A number of excellent in-depth reviews have been published on this year’s Paris Photo, including those by Sean O’Hagan and Francis Hodgson. So instead, a personal note here about what I especially enjoyed during my short weekend in the city.
Among displays by 135 exhibitors from 23 countries, I was drawn to the work of many photographers. However particularly of note due to my long-term research interests; Czech born avant-garde photographer Jaromir Funke. A contemporary of the better known Josef Sudek, Funke founded the Czech Photographic Society with Sudek, Adolf Schneeberger, and Ludvik Dvořák in 1924. Taking inspiration from Alfred Stieglitz and his circle, Funke’s modern subjects included an extended series of still lifes of darkroom materials, made between 1924-30. In 1931 he became a professor of photography at the School of Applied Arts in Bratislava, and then in 1935 at the State Graphic Arts School in Prague. He also edited the journal Fotografický obzor (Photographic Horizons). Examples of Funke’s work can be seen online in the first instance at The Met, and his work has been previously exhibited by Howard Greenberg, New York.

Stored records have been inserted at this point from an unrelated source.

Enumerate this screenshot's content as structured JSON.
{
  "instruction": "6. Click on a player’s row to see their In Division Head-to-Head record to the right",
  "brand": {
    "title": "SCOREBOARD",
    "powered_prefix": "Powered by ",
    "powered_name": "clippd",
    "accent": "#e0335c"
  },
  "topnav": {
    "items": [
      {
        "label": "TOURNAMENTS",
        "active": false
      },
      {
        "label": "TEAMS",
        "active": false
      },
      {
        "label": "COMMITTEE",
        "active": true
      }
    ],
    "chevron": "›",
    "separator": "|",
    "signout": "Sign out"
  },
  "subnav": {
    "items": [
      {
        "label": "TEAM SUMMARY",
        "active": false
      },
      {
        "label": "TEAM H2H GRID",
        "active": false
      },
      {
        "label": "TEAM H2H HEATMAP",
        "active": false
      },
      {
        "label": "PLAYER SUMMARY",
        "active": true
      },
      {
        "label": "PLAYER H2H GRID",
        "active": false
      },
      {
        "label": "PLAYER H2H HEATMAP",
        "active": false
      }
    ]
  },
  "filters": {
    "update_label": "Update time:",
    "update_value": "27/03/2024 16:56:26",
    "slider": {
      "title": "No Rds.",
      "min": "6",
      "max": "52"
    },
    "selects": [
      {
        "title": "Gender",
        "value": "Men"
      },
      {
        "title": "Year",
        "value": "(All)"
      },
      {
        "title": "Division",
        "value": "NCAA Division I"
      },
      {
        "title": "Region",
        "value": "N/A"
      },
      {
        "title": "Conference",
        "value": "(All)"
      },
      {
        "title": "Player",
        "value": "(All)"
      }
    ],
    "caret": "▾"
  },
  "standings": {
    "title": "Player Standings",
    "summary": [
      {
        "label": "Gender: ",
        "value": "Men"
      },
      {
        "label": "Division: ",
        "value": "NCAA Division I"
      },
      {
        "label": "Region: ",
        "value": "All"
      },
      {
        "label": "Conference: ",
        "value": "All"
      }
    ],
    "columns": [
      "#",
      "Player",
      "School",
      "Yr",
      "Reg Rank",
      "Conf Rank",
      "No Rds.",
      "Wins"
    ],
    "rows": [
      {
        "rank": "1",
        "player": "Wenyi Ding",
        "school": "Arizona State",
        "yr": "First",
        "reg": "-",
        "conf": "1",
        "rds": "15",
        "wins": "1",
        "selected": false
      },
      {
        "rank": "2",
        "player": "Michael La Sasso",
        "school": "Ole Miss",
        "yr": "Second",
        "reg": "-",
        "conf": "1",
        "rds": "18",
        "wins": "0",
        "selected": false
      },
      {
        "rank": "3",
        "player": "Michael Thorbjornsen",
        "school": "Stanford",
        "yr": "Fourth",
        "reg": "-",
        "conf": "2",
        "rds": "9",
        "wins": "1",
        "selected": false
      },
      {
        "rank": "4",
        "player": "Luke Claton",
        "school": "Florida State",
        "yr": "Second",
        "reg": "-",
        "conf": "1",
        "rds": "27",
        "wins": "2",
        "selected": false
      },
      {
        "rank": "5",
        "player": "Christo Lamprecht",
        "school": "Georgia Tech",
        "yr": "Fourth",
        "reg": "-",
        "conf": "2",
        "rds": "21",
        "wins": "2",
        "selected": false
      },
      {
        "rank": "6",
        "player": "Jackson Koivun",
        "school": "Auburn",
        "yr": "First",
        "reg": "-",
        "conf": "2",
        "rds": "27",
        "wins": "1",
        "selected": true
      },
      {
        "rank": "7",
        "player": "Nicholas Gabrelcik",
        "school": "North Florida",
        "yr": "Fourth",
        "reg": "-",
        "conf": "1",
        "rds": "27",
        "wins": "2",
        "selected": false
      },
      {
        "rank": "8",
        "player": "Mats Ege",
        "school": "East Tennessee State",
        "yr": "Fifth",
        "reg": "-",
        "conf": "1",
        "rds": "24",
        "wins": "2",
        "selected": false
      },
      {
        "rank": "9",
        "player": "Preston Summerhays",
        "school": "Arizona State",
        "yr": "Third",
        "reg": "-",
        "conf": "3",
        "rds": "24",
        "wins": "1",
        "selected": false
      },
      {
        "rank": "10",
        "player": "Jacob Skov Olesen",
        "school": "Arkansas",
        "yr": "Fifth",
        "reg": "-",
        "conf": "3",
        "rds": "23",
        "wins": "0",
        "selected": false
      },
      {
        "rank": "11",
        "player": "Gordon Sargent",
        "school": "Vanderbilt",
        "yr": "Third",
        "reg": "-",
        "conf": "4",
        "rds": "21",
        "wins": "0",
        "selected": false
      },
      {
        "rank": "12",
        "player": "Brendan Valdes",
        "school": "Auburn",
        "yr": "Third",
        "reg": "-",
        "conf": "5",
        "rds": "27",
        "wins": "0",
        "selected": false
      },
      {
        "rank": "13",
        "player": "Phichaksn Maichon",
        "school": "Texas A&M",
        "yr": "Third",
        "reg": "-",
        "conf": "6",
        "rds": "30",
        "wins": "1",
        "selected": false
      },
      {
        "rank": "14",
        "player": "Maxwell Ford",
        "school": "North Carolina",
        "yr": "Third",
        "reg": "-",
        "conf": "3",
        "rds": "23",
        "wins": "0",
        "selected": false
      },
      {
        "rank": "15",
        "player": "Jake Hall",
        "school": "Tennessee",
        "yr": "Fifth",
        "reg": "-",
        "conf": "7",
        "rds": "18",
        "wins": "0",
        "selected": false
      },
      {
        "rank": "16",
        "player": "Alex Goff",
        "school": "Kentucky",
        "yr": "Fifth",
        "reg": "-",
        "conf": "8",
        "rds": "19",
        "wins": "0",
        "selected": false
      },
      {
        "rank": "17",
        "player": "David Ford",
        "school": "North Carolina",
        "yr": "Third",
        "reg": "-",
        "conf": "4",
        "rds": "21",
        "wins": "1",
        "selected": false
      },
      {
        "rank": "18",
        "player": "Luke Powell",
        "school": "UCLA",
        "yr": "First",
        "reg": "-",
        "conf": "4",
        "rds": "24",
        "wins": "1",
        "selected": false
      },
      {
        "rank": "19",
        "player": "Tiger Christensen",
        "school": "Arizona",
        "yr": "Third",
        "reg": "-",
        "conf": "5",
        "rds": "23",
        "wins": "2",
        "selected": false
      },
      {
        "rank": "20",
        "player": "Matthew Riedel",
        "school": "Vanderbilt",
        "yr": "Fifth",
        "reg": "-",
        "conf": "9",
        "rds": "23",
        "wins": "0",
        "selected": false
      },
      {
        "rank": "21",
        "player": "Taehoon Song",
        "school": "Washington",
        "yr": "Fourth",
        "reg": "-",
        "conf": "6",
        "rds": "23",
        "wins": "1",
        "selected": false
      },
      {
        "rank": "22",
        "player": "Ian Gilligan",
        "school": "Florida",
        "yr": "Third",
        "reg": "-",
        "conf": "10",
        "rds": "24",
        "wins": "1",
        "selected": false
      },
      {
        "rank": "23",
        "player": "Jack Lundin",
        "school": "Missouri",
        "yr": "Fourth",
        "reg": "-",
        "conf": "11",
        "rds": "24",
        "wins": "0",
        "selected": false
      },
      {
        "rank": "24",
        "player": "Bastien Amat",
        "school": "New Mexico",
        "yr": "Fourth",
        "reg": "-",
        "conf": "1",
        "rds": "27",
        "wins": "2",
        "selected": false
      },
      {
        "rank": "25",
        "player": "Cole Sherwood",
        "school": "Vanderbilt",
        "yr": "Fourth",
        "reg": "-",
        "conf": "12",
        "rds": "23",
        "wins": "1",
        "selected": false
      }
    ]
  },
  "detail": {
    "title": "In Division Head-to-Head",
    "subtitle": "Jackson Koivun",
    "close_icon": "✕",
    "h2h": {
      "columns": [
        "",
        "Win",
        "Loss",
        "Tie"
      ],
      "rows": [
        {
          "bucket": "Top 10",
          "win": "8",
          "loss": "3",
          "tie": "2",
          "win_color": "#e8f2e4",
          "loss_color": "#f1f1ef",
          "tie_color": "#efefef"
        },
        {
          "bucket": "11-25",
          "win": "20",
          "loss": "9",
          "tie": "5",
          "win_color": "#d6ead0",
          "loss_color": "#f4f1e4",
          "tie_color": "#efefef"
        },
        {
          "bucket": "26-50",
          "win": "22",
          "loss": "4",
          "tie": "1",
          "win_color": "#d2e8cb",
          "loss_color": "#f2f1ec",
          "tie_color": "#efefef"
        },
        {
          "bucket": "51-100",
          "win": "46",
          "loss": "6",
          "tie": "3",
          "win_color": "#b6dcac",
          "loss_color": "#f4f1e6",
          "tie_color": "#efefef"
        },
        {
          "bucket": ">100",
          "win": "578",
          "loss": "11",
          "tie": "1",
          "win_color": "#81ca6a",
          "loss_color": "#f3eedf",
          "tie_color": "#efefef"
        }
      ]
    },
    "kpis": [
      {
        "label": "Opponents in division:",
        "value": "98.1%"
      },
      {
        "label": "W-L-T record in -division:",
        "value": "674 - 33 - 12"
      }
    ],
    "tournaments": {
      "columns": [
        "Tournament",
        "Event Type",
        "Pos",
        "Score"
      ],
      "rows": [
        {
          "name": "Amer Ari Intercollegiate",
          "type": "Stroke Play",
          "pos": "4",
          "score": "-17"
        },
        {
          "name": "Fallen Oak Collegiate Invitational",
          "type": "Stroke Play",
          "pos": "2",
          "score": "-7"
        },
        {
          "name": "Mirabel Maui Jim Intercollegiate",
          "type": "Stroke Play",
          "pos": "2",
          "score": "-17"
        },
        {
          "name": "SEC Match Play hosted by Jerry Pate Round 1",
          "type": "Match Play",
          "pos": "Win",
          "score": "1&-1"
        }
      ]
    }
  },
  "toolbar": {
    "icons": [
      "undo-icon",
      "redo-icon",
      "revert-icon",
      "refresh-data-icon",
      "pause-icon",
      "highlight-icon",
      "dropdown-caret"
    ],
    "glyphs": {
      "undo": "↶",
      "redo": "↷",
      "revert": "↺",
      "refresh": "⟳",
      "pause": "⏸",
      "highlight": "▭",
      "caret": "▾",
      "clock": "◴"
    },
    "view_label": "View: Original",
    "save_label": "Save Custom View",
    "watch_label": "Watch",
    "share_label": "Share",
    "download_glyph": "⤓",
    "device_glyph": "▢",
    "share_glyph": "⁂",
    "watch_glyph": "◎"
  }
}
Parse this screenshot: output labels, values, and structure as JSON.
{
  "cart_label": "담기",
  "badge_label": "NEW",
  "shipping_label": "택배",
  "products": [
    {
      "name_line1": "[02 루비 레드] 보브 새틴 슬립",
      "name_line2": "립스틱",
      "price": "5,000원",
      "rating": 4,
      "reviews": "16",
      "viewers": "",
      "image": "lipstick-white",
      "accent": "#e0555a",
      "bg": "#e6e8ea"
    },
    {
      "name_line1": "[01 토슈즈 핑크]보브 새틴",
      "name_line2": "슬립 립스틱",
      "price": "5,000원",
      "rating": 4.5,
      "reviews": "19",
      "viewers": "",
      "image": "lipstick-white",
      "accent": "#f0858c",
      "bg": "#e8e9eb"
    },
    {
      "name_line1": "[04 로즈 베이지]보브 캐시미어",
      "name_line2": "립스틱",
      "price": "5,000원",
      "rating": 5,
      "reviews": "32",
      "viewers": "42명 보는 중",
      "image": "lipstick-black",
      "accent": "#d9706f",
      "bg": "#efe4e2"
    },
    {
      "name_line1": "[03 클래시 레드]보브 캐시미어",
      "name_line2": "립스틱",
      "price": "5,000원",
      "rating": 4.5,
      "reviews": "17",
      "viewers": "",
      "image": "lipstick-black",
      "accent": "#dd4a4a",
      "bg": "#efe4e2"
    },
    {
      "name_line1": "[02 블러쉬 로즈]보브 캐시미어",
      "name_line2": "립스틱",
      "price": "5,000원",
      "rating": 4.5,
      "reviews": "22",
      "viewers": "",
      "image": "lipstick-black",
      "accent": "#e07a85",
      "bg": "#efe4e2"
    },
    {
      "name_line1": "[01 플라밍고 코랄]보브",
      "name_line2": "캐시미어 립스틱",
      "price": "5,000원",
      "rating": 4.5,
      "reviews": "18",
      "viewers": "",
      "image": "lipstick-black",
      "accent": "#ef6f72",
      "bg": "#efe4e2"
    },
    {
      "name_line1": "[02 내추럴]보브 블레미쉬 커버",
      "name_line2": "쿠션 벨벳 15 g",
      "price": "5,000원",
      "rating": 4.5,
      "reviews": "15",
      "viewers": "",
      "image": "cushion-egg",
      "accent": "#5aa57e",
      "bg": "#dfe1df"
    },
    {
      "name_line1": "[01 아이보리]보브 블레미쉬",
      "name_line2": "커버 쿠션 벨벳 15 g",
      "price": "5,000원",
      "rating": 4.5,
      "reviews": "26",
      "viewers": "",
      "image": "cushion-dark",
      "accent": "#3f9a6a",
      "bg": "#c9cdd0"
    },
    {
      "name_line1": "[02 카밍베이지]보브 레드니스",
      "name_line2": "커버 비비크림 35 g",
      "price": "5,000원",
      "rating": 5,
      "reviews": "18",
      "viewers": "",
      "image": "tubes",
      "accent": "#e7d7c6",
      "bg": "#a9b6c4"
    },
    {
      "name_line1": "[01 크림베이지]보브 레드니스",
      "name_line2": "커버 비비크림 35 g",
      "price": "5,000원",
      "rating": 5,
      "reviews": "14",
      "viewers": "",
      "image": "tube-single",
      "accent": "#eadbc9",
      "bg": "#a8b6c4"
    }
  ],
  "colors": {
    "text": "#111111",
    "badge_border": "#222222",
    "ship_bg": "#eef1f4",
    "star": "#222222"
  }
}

This year, Paris Photo’s private collection exhibition was curated by Timothy Prus, founder of the Archive of Modern Conflict. A personal and critically agreed highlight of the fair, the works on display spanned from the early 1850s to the present day, by photographers known and unknown. The themes represented included earth, fire, air, water as well as divinity, astronomy, meteorology, flight and dance, reflecting the remarkable diversity of this archive of some 4 million images. A behind the scenes look at the Archive can be enjoyed in a film and feature published by Source Photographic Review.
Across the road from Paris Photo, a wonderful exhibition at Le Petit Palais; Modernism or Modernity: Photographers From the Circle of Gustave Le Gray. A pioneer of the calotype and dry waxed paper negative, Le Gray’s own career as a photographer and teacher is considered in this exhibition, before his legacy is explored in the work of students including Charles Negre, Henri Le Secq, Adrien Tournachon and his elder brother Felix Nadar.
Some of Tournachon’s best work had long been misattributed to his famous brother, and the exhibition excels at using new research to redress this balance. The exhibition was also a delight in how it revealed in the work of these nineteenth century pioneers, the premises which later became accepted into modern photography. For example, the abandoning of conventional ideas of symmetry, the introduction of abstraction and multiple subjects within a frame, and applying an accepted pictorial tradition to everyday themes and subjects. The exhibition continues until January 6th 2013.
Lastly, my visit to Paris was also a personal one with friends. In recent years I have contributed to forthcoming exhibition Man Ray Portraits, and the occasion of Paris Photo bought a chance to visit places of special significance. Shared above and below, two photographs connected to Man Ray’s life in pre and post war Paris.